Another alternative navigation system is called Locata. This is basically a satellite navigation system installed on a series of ground based towers. It is a ground based positioning system with centimeter accuracy. The signals are one million times stronger than a satellite navigation signal and the accuracy has been demonstrated to in the order of 18 cm at 30 miles. System accuracy is on the order of 3 nanoseconds, more accurate than the atomic clocks installed on satellites. Another advantage over satellite navigation is that Locata will work inside of buildings. The Locata receive will also track both satellite signals and Locata signals. There are no atomic clocks, no cables and no reference network required for time corrections. Locata can synchronize in only 10 picoseconds.
BAE has recently developed a UAV navigation system that uses signals of opportunity called Navigation Signals of Opportunity (NAVSOP). This system can use cell phone towers, radio towers, microwave towers, TV signals and WiFi signals. All of these types of signals, if available, can be used to triangulate position. This appears to be an excellent solution, however there are some problems. One problem is that if the UAV is very close to a single cell phone tower, it will reject signals from other towers and a triangulation estimate will not be possible. Another effort is underway to combine the NAVSOP solution with other sensor position estimates. All of these inputs can be combined in a giant Kalman filter to select the best position estimate.

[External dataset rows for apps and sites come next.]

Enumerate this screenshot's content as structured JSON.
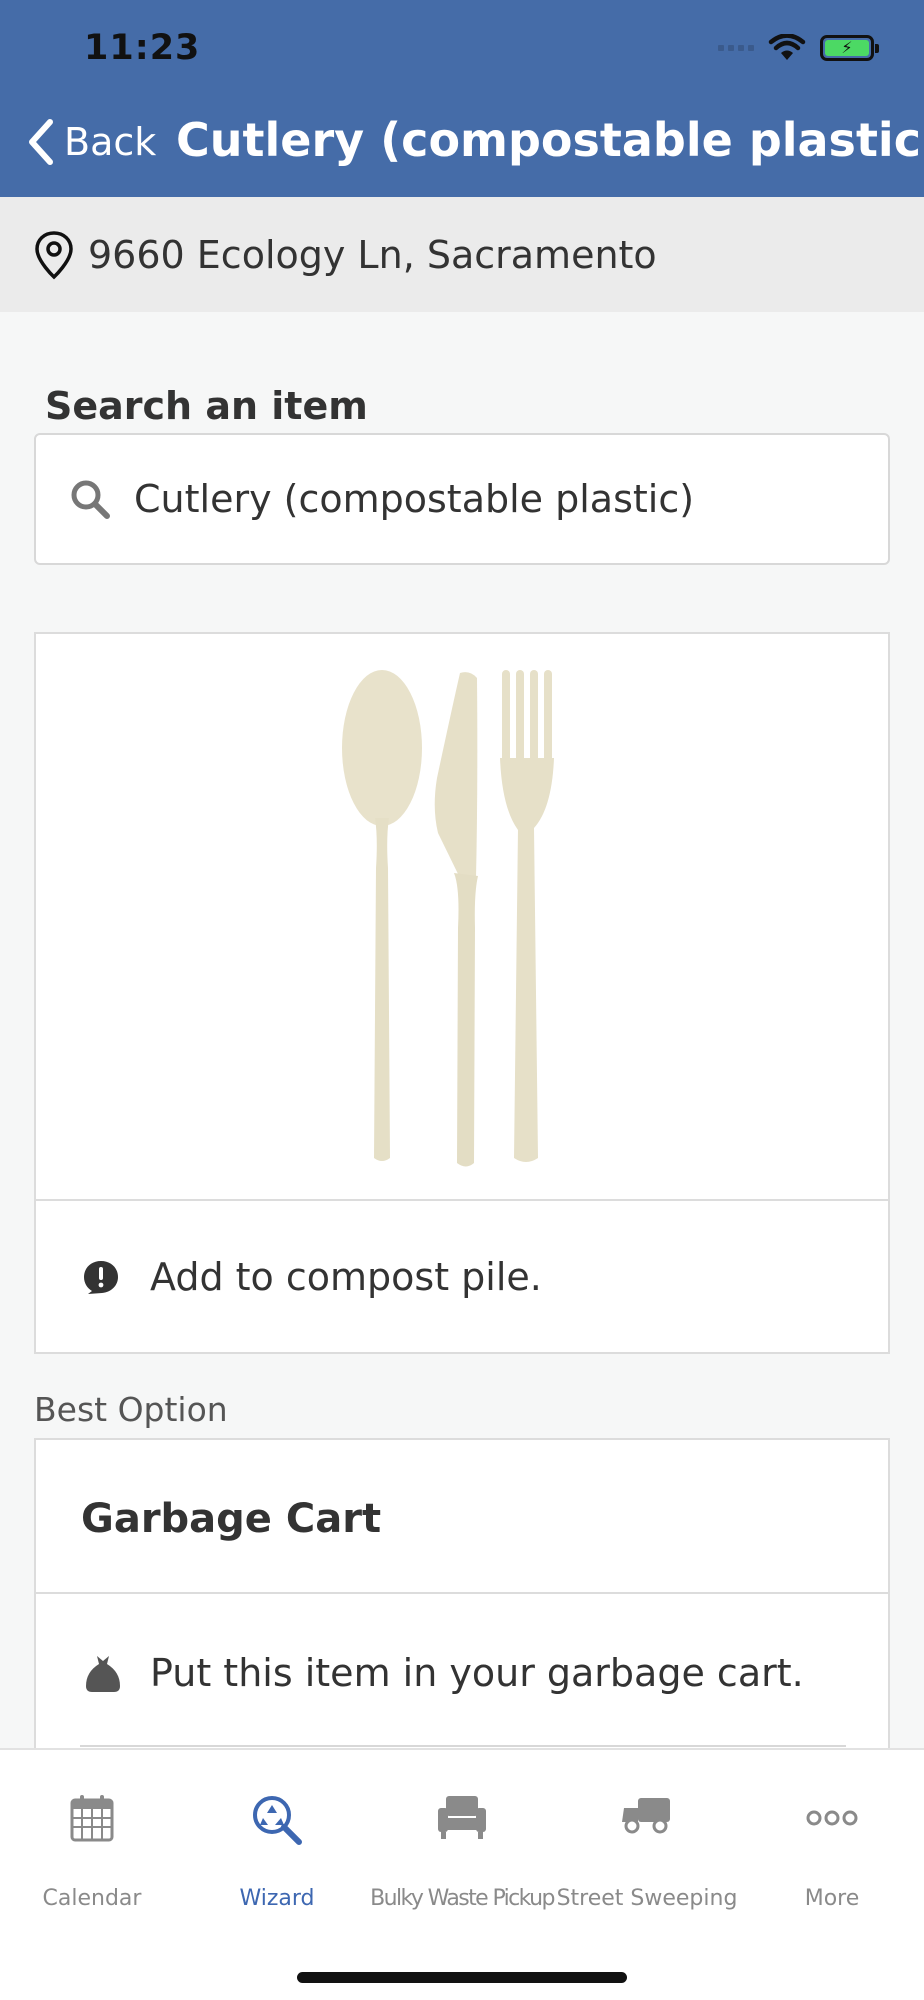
{
  "status_bar": {
    "time": "11:23"
  },
  "nav": {
    "back_label": "Back",
    "title": "Cutlery (compostable plastic)"
  },
  "location": {
    "address": "9660 Ecology Ln, Sacramento"
  },
  "search": {
    "label": "Search an item",
    "value": "Cutlery (compostable plastic)"
  },
  "item": {
    "note": "Add to compost pile."
  },
  "best_option": {
    "section_label": "Best Option",
    "title": "Garbage Cart",
    "instruction": "Put this item in your garbage cart."
  },
  "tabs": [
    {
      "label": "Calendar",
      "icon": "calendar-icon",
      "active": false
    },
    {
      "label": "Wizard",
      "icon": "recycle-search-icon",
      "active": true
    },
    {
      "label": "Bulky Waste Pickup",
      "icon": "couch-icon",
      "active": false
    },
    {
      "label": "Street Sweeping",
      "icon": "sweeper-truck-icon",
      "active": false
    },
    {
      "label": "More",
      "icon": "more-dots-icon",
      "active": false
    }
  ],
  "colors": {
    "header": "#456ca8",
    "accent": "#3d67b1",
    "cutlery": "#e8e2cb"
  }
}
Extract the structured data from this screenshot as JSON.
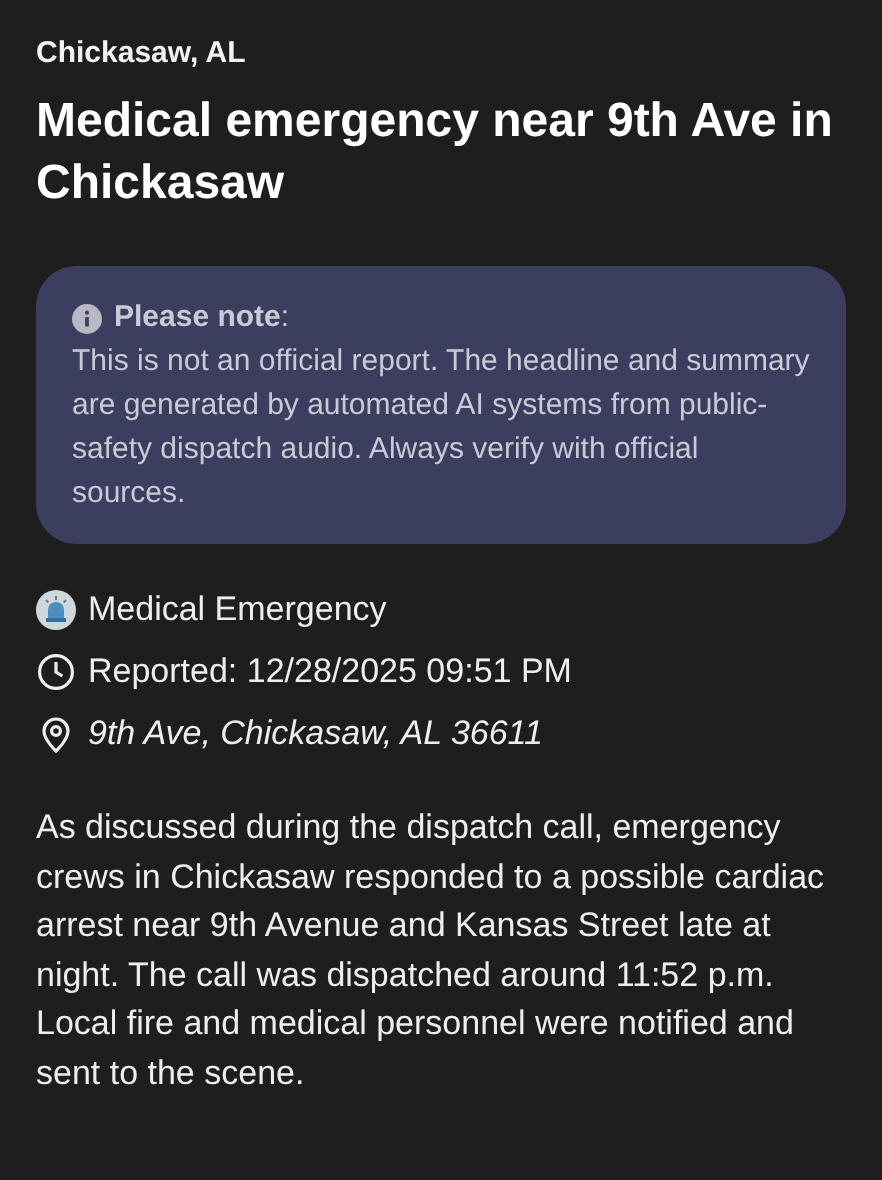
{
  "location_label": "Chickasaw, AL",
  "headline": "Medical emergency near 9th Ave in Chickasaw",
  "notice": {
    "heading": "**Please note**:",
    "body": "This is not an official report. The headline and summary are generated by automated AI systems from public-safety dispatch audio. Always verify with official sources."
  },
  "details": [
    {
      "kind": "category",
      "text": "Medical Emergency"
    },
    {
      "kind": "time",
      "text": "Reported: 12/28/2025 09:51 PM"
    },
    {
      "kind": "address",
      "text": "9th Ave, Chickasaw, AL 36611"
    }
  ],
  "summary": "As discussed during the dispatch call, emergency crews in Chickasaw responded to a possible cardiac arrest near 9th Avenue and Kansas Street late at night. The call was dispatched around 11:52 p.m. Local fire and medical personnel were notified and sent to the scene."
}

A final alternative navigation system that is in development is a cold atom IMU. Ultra cold atom interferometers are used to measure forces acting on matter. Atoms are cooled to a very low temperature where they can be controlled. An INS that uses this technology will have very low drift rates. A typical INS has a drift rate of 1400 m/hr and a cold atom INS will have drift rates on the order of 5 m/hr. The goal is to demonstrate high precision atom interferometer INS. This system has the potential to replace satellite navigation as a primary solution in any types of air, ground, sea and space platforms.